Prompt — The expected output is every line of the data exactly as shown, minus the images.

Interface dataset entries

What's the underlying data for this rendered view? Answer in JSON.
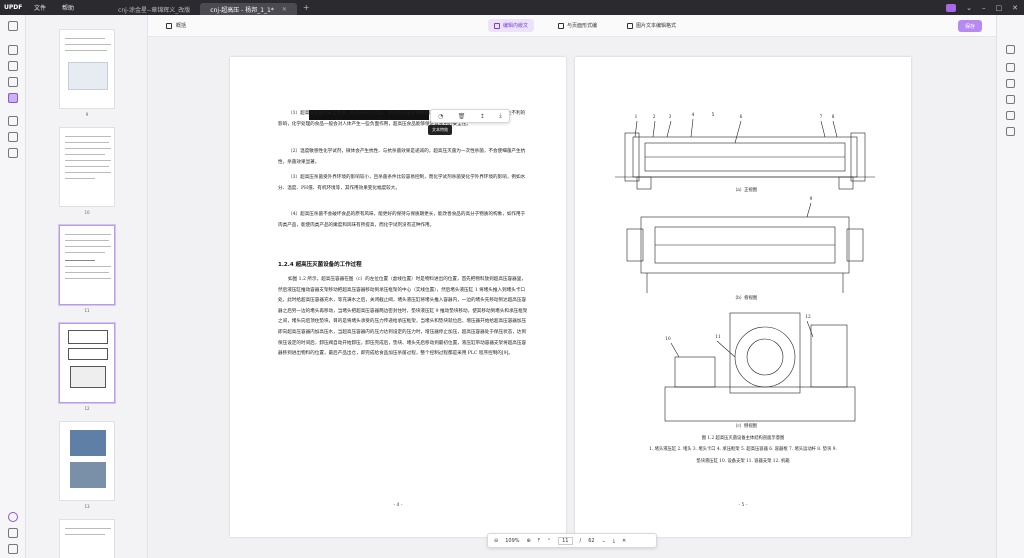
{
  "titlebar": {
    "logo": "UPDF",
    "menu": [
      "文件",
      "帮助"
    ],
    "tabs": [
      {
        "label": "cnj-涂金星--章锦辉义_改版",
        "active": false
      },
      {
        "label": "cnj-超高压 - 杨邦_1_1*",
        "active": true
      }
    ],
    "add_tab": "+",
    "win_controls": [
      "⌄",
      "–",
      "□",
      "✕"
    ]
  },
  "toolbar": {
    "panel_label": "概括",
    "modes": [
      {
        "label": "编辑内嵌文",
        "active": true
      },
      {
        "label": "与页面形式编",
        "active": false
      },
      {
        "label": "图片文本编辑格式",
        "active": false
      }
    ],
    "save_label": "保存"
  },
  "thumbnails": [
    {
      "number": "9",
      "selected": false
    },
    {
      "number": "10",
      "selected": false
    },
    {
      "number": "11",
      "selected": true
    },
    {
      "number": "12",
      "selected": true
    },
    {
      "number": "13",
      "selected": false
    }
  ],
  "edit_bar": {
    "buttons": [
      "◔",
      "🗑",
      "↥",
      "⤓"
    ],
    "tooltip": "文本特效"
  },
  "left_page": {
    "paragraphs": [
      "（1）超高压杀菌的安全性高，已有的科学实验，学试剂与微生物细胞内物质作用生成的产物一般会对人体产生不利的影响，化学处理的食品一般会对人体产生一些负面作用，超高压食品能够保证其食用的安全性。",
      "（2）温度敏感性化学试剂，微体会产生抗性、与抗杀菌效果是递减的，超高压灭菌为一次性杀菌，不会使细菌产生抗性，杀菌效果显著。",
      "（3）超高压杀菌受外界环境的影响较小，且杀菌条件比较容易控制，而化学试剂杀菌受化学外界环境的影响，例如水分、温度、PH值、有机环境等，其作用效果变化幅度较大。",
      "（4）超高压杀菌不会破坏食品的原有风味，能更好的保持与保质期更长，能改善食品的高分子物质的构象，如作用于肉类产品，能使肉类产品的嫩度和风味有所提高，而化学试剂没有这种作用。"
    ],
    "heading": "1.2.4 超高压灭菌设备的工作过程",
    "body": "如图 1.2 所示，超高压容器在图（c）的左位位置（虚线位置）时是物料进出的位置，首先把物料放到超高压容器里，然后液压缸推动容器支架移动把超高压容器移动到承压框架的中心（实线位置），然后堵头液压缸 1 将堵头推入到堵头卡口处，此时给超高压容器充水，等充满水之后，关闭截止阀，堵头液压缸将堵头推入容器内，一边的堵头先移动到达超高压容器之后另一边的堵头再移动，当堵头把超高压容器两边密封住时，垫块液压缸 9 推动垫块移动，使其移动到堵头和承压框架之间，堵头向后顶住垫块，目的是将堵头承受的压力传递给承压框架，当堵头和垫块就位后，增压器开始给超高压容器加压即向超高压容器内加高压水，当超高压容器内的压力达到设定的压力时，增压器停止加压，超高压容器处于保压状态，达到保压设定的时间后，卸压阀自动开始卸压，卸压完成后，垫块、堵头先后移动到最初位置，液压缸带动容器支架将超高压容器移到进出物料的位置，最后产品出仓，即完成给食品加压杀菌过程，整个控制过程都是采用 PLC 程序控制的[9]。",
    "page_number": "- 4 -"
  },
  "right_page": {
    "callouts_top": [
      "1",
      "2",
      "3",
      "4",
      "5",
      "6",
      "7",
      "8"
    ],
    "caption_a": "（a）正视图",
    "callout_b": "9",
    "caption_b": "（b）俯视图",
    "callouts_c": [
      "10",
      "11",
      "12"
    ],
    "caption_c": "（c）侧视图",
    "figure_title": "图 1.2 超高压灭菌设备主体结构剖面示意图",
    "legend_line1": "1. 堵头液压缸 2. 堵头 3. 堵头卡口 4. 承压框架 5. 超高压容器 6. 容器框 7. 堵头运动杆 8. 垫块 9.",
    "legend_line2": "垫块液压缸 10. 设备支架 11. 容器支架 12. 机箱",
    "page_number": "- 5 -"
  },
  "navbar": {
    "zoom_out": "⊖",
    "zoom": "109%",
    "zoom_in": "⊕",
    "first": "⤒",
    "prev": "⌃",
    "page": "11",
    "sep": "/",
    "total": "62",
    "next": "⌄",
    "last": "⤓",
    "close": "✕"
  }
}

Answer for this exercise —
What's the underlying data for this rendered view? Answer in JSON.
{
  "titlebar": {
    "logo": "UPDF",
    "menu": [
      "文件",
      "帮助"
    ],
    "tabs": [
      {
        "label": "cnj-涂金星--章锦辉义_改版",
        "active": false
      },
      {
        "label": "cnj-超高压 - 杨邦_1_1*",
        "active": true
      }
    ],
    "add_tab": "+",
    "win_controls": [
      "⌄",
      "–",
      "□",
      "✕"
    ]
  },
  "toolbar": {
    "panel_label": "概括",
    "modes": [
      {
        "label": "编辑内嵌文",
        "active": true
      },
      {
        "label": "与页面形式编",
        "active": false
      },
      {
        "label": "图片文本编辑格式",
        "active": false
      }
    ],
    "save_label": "保存"
  },
  "thumbnails": [
    {
      "number": "9",
      "selected": false
    },
    {
      "number": "10",
      "selected": false
    },
    {
      "number": "11",
      "selected": true
    },
    {
      "number": "12",
      "selected": true
    },
    {
      "number": "13",
      "selected": false
    }
  ],
  "edit_bar": {
    "buttons": [
      "◔",
      "🗑",
      "↥",
      "⤓"
    ],
    "tooltip": "文本特效"
  },
  "left_page": {
    "paragraphs": [
      "（1）超高压杀菌的安全性高，已有的科学实验，学试剂与微生物细胞内物质作用生成的产物一般会对人体产生不利的影响，化学处理的食品一般会对人体产生一些负面作用，超高压食品能够保证其食用的安全性。",
      "（2）温度敏感性化学试剂，微体会产生抗性、与抗杀菌效果是递减的，超高压灭菌为一次性杀菌，不会使细菌产生抗性，杀菌效果显著。",
      "（3）超高压杀菌受外界环境的影响较小，且杀菌条件比较容易控制，而化学试剂杀菌受化学外界环境的影响，例如水分、温度、PH值、有机环境等，其作用效果变化幅度较大。",
      "（4）超高压杀菌不会破坏食品的原有风味，能更好的保持与保质期更长，能改善食品的高分子物质的构象，如作用于肉类产品，能使肉类产品的嫩度和风味有所提高，而化学试剂没有这种作用。"
    ],
    "heading": "1.2.4 超高压灭菌设备的工作过程",
    "body": "如图 1.2 所示，超高压容器在图（c）的左位位置（虚线位置）时是物料进出的位置，首先把物料放到超高压容器里，然后液压缸推动容器支架移动把超高压容器移动到承压框架的中心（实线位置），然后堵头液压缸 1 将堵头推入到堵头卡口处，此时给超高压容器充水，等充满水之后，关闭截止阀，堵头液压缸将堵头推入容器内，一边的堵头先移动到达超高压容器之后另一边的堵头再移动，当堵头把超高压容器两边密封住时，垫块液压缸 9 推动垫块移动，使其移动到堵头和承压框架之间，堵头向后顶住垫块，目的是将堵头承受的压力传递给承压框架，当堵头和垫块就位后，增压器开始给超高压容器加压即向超高压容器内加高压水，当超高压容器内的压力达到设定的压力时，增压器停止加压，超高压容器处于保压状态，达到保压设定的时间后，卸压阀自动开始卸压，卸压完成后，垫块、堵头先后移动到最初位置，液压缸带动容器支架将超高压容器移到进出物料的位置，最后产品出仓，即完成给食品加压杀菌过程，整个控制过程都是采用 PLC 程序控制的[9]。",
    "page_number": "- 4 -"
  },
  "right_page": {
    "callouts_top": [
      "1",
      "2",
      "3",
      "4",
      "5",
      "6",
      "7",
      "8"
    ],
    "caption_a": "（a）正视图",
    "callout_b": "9",
    "caption_b": "（b）俯视图",
    "callouts_c": [
      "10",
      "11",
      "12"
    ],
    "caption_c": "（c）侧视图",
    "figure_title": "图 1.2 超高压灭菌设备主体结构剖面示意图",
    "legend_line1": "1. 堵头液压缸 2. 堵头 3. 堵头卡口 4. 承压框架 5. 超高压容器 6. 容器框 7. 堵头运动杆 8. 垫块 9.",
    "legend_line2": "垫块液压缸 10. 设备支架 11. 容器支架 12. 机箱",
    "page_number": "- 5 -"
  },
  "navbar": {
    "zoom_out": "⊖",
    "zoom": "109%",
    "zoom_in": "⊕",
    "first": "⤒",
    "prev": "⌃",
    "page": "11",
    "sep": "/",
    "total": "62",
    "next": "⌄",
    "last": "⤓",
    "close": "✕"
  }
}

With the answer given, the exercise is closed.